National American Indian Heritage Month

National American Indian Heritage Month celebrates and recognizes the accomplishments of the peoples who were the original inhabitants, explorers and settlers of the United States.

“National American Indian Heritage Month” had its origins in 1986 when Congress passed Pub. L. 99-471 (PDF, 93KB) which authorized and requested the President to proclaim the week of November 23-30, 1986 as “American Indian Week.” As directed by Congress, President Reagan issued Presidential Proclamation 5577 in November 1986 proclaiming the first American Indian Week. Both law and proclamation recognized the American Indians as the first inhabitants of the lands that now constitute the United States as well as making mention of their contributions to American society:

Many of the foods we eat and the medicines and remedies we use were introduced by Indians and more than one highway follows an Indian trail. Indians make contributions in every area of endeavor and American life, and our literature and all our arts draw upon Indian themes and wisdom. Countless American Indians have served in our Armed Forces and have fought valiantly for our country.

For almost one hundred years, Americans, both Indian and non-Indian, have urged that there be a special place on the calendar permanently designated by the nation to honor the contributions, achievements, sacrifices, and cultural and historical legacy of the original inhabitants of what is now the United States and their descendants: the American Indian and Alaska Native people.

The quest for a national honoring of Native Americans began in the early 20th Century as a private effort. As far back as the late 1970s, Congress has enacted legislation and subsequent presidents have issued annual proclamations designating a day, a week or a month to celebrate and commemorate the nation’s American Indian and Alaska Native heritage. In 2009, Congress passed and President Obama signed legislation that established the Friday immediately following Thanksgiving Day of each year as “Native American Heritage Day.”

After 1900, one of the earliest proponents of a day honoring American Indians was Dr. Arthur Caswell Parker, a Cattaraugus Seneca and the director of the Rochester Museum in New York (now the Rochester Museum of Arts and Sciences). Dr. Parker (Gawasco Waneh) was a noted anthropologist, historian and author whose great-uncle was Brigadier General Ely S. Parker, secretary to General Ulysses S. Grant during the Civil War and the first American Indian to serve as Commissioner of Indian Affairs in the Department of the Interior. Dr. Parker also served as the first president of the Society for American Archaeology (1935-36).

Dr. Parker was a founder of a number of American Indian rights organizations, including the Society of American Indians (SAI) in 1911 and the National Congress of American Indians (NCAI) in 1944, and advocated for American Indians to be given U.S. citizenship. He was successful in persuading the Boy Scouts of America to set aside a day for the “First Americans,” which they did from 1912 to 1915.

In the spring of 1914, another Indian rights advocate, the Reverend Red Fox James, also known as Red Fox Skiukusha, whose tribal identity is undetermined, began a 4,000-mile trek on horseback to Washington, D.C., to petition the president for an “Indian Day.” The next year, again on horseback, he traveled state-to-state seeking gubernatorial support for U.S. citizenship to be extended to American Indians.
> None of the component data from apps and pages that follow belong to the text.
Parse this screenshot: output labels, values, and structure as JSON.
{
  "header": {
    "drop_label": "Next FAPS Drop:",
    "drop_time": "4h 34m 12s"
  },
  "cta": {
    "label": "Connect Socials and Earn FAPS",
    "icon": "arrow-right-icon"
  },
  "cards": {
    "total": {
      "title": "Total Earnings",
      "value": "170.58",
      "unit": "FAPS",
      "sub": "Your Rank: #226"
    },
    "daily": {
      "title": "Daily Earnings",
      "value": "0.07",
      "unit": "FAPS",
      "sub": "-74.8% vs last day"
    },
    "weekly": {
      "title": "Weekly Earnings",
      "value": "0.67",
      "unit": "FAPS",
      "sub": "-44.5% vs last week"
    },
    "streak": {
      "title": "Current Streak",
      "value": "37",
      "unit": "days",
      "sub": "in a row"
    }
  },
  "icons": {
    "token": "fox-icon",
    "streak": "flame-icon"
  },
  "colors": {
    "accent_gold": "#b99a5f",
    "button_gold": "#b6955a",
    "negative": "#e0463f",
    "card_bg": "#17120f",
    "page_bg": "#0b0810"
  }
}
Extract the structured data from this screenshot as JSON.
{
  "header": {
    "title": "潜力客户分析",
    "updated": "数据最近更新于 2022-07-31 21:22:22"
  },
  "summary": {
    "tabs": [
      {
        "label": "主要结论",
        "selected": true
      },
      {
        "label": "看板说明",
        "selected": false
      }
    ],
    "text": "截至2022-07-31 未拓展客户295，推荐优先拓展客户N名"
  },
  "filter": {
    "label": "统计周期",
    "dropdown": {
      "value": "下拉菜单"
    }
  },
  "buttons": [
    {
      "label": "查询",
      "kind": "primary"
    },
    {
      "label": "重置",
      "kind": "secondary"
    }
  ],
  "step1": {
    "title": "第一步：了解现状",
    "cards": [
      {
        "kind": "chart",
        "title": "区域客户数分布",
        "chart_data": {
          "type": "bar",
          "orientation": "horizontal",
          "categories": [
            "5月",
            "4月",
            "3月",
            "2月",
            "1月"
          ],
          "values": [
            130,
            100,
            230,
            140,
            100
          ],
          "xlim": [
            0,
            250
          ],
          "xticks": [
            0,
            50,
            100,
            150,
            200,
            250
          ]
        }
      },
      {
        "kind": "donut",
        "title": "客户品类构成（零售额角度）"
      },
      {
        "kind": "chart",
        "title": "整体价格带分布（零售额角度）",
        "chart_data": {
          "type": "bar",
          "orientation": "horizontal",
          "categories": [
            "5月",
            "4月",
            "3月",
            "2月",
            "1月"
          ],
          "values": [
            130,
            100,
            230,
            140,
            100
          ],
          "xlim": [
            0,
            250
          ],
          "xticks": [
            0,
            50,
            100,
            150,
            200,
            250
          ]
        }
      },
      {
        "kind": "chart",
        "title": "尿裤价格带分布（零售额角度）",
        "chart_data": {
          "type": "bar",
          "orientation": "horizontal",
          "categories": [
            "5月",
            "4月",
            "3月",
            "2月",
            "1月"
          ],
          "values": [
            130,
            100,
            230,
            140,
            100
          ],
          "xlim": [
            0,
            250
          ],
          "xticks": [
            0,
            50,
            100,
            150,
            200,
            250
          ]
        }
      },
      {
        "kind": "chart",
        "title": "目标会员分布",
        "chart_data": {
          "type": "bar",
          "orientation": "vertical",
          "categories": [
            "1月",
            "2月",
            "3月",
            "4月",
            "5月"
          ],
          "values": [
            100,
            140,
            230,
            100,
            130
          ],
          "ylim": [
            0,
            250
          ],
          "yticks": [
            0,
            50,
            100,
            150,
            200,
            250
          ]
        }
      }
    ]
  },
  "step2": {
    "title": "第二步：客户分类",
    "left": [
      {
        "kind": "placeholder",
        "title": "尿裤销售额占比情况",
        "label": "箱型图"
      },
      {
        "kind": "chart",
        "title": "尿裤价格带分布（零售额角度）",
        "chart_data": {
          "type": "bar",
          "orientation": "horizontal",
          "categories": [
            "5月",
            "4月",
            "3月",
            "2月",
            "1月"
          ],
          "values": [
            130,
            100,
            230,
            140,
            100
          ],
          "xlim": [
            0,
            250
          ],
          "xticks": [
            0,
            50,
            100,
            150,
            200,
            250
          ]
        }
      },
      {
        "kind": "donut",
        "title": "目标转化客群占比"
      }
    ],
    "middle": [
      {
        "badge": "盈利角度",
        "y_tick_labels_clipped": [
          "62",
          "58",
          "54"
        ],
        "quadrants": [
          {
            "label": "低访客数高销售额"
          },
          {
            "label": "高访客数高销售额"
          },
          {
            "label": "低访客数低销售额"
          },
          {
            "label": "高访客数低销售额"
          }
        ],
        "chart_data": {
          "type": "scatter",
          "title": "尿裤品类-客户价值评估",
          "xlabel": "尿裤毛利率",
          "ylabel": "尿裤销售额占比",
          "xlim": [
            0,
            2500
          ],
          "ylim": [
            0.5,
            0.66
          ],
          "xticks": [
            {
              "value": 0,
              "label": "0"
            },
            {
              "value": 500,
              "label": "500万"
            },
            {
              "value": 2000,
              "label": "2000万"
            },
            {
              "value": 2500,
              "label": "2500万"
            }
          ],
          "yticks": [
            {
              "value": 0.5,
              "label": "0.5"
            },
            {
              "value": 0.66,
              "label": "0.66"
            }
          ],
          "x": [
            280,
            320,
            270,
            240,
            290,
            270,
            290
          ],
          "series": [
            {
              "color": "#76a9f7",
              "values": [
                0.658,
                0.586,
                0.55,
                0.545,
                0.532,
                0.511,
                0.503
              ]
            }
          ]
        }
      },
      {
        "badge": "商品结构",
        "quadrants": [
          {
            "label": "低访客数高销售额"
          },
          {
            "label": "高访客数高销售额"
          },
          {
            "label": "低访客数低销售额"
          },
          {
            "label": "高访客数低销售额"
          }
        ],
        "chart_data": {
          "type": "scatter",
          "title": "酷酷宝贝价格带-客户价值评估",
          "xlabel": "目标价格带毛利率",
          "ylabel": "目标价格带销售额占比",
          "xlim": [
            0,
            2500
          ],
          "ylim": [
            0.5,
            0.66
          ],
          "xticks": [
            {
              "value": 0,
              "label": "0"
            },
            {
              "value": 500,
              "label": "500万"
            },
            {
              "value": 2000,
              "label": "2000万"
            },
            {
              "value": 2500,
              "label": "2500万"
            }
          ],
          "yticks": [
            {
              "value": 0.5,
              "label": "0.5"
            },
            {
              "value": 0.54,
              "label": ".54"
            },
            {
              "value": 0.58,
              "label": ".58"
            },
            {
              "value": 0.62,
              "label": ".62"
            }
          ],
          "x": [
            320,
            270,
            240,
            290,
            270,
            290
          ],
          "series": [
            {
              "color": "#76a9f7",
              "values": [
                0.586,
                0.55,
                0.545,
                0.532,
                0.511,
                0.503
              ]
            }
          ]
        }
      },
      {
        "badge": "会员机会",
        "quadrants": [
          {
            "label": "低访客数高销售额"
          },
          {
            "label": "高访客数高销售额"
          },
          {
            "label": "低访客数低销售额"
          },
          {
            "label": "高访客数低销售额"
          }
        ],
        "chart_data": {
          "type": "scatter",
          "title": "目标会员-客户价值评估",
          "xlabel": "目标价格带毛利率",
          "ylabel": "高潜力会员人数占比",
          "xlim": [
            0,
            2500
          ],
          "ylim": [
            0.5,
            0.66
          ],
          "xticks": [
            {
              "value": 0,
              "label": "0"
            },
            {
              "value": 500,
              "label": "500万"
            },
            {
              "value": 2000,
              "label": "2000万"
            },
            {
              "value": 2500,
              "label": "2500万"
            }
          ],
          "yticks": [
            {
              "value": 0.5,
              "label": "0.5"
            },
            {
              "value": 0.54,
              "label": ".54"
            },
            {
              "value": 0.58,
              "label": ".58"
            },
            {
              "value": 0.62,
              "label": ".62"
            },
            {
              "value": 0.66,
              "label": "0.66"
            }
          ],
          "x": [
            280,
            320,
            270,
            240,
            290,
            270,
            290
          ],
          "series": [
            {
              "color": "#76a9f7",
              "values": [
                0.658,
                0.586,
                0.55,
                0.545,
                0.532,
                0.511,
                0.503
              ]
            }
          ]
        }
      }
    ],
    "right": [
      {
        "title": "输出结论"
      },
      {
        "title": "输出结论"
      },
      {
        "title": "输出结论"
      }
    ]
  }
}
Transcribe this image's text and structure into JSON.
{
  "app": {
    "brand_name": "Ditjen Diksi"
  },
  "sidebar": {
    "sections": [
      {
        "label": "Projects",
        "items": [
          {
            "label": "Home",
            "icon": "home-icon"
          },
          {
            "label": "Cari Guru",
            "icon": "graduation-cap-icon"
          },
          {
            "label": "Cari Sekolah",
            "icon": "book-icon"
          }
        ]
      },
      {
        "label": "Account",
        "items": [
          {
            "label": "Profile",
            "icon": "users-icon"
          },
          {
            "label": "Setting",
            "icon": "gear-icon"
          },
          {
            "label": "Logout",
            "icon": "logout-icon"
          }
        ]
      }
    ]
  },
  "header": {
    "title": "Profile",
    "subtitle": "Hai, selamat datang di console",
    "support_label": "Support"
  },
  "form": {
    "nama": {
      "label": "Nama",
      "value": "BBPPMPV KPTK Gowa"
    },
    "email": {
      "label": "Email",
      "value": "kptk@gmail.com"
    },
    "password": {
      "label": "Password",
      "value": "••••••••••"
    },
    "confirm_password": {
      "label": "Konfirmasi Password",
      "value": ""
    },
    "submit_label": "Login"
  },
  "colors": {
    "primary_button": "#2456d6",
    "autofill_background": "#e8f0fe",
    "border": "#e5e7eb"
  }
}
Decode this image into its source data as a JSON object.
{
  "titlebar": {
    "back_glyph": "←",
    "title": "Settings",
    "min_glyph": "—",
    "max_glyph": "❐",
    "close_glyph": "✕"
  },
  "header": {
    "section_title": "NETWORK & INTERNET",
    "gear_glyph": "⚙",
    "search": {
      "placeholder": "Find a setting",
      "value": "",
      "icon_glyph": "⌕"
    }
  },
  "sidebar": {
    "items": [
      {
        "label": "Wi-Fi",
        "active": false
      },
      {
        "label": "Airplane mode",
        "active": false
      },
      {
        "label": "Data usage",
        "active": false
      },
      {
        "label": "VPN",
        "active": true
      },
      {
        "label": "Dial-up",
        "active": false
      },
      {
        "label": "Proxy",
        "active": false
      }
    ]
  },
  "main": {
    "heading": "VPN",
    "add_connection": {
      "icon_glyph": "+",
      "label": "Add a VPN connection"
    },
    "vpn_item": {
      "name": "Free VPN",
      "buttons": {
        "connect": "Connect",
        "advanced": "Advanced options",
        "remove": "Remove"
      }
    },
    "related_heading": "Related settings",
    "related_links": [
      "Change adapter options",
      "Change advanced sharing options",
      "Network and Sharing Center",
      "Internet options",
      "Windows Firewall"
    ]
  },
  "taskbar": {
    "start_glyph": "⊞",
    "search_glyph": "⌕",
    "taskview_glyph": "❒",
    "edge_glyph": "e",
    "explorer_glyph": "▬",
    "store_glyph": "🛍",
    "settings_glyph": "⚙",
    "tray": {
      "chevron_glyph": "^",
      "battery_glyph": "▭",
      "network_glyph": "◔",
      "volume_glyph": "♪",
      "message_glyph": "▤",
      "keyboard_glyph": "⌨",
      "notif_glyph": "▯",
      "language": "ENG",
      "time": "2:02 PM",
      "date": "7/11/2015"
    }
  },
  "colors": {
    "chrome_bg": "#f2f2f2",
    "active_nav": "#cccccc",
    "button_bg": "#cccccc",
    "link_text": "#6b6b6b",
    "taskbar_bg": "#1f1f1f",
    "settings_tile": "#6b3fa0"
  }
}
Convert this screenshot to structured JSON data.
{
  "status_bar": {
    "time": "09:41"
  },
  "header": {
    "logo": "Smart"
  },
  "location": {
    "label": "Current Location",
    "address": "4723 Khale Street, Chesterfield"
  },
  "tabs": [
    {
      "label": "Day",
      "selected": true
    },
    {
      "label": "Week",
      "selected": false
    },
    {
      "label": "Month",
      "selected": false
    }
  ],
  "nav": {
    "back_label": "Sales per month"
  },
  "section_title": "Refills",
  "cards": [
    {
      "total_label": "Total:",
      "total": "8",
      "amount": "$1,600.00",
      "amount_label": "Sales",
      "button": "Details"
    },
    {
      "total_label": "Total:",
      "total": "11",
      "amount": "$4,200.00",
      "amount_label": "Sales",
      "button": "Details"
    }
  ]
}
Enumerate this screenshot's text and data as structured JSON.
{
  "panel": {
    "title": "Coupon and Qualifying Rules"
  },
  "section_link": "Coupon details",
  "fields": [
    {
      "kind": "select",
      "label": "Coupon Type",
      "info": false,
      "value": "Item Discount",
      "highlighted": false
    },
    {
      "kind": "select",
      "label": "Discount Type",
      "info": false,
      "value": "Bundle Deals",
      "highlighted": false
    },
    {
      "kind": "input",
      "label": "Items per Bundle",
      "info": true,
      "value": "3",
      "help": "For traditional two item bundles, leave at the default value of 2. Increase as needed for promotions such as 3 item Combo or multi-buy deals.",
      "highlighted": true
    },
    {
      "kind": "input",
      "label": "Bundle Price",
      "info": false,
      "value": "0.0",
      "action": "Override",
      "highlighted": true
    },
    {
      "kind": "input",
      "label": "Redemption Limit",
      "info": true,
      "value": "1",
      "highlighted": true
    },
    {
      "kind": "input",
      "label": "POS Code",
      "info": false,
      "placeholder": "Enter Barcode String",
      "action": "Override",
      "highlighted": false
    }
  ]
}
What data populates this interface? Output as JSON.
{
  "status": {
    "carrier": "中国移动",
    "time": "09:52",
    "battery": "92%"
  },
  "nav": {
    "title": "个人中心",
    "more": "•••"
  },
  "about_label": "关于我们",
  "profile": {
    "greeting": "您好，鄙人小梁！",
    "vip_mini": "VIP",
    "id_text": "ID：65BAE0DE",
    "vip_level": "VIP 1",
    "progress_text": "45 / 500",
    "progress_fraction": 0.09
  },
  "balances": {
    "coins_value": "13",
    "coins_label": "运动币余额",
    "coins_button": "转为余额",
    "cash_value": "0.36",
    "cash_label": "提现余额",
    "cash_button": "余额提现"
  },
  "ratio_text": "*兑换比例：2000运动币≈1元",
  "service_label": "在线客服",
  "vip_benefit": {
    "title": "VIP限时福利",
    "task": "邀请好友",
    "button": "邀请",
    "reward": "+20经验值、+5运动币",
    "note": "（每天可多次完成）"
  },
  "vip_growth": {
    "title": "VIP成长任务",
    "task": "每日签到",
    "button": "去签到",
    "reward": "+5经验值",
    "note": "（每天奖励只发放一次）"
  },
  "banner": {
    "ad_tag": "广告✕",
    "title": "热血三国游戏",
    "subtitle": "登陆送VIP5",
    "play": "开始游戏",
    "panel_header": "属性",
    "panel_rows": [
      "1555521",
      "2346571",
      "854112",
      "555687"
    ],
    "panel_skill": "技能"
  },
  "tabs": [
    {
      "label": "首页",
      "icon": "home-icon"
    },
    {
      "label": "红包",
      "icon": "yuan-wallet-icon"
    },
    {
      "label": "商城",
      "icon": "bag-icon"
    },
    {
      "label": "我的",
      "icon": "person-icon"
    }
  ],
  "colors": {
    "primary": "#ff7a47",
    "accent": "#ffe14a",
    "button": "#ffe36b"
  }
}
On December 14, 1915, he presented to the White House the endorsements of 24 governors. In 1919, he petitioned the state of Washington to designate the fourth Saturday in September as an “Indian holiday.”

Also in 1915, the Congress of the American Indian Association, meeting in Lawrence, Kansas, directed its president, the Reverend Sherman Coolidge, an Arapaho minister and one of the founders of the SAI, to call upon the nation to observe a day for American Indians. On September 18, 1915, he issued a proclamation declaring the second Saturday of each May as “American Indian Day” and appealing for U.S. citizenship for American Indians. Read More.

The National Museum of the American Indian is the first national museum dedicated to the preservation, study, and exhibition of the life, languages, literature, history, and arts of Native Americans. Established by an act of Congress in 1989, the museum works in collaboration with the Native peoples of the Western Hemisphere to protect and foster their cultures by reaffirming traditions and beliefs, encouraging contemporary artistic expression, and empowering the Indian voice. Take a virtual tour of the Museum.